** Records to use follows **

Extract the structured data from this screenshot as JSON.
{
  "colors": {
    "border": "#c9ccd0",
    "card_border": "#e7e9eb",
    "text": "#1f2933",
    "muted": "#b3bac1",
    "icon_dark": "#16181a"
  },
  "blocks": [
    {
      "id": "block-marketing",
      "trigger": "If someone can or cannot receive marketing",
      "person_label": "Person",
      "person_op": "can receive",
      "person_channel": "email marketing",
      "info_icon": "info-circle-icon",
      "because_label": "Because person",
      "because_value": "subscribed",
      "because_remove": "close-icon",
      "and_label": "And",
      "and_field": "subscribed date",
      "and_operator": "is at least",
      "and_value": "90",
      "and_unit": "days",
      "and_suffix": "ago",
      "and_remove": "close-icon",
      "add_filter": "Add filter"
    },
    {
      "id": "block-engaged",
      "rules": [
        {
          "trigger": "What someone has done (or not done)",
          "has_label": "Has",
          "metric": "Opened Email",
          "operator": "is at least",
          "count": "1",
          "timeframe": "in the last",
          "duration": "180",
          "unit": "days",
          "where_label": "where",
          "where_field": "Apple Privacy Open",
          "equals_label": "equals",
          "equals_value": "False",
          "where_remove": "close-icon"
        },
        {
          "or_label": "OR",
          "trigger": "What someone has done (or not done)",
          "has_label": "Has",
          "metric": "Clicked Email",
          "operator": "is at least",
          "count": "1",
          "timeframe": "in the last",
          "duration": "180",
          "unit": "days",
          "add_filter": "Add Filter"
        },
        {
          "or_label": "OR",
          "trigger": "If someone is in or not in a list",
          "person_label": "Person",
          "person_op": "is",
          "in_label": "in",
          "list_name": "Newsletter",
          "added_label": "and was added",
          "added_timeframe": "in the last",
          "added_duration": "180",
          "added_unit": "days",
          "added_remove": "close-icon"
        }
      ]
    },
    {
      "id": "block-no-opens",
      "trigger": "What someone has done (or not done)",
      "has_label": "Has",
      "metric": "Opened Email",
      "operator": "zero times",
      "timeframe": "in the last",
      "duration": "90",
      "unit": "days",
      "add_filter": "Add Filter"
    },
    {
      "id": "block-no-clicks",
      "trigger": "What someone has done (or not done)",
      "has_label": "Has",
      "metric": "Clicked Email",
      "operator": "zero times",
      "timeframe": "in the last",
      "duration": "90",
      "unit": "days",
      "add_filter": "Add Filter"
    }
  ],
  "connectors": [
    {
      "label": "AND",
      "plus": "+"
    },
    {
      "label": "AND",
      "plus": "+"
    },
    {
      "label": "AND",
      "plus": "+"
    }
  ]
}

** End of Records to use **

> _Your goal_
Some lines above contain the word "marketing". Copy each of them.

> _Answer section_
      "id": "block-marketing",
      "trigger": "If someone can or cannot receive marketing",
      "person_channel": "email marketing",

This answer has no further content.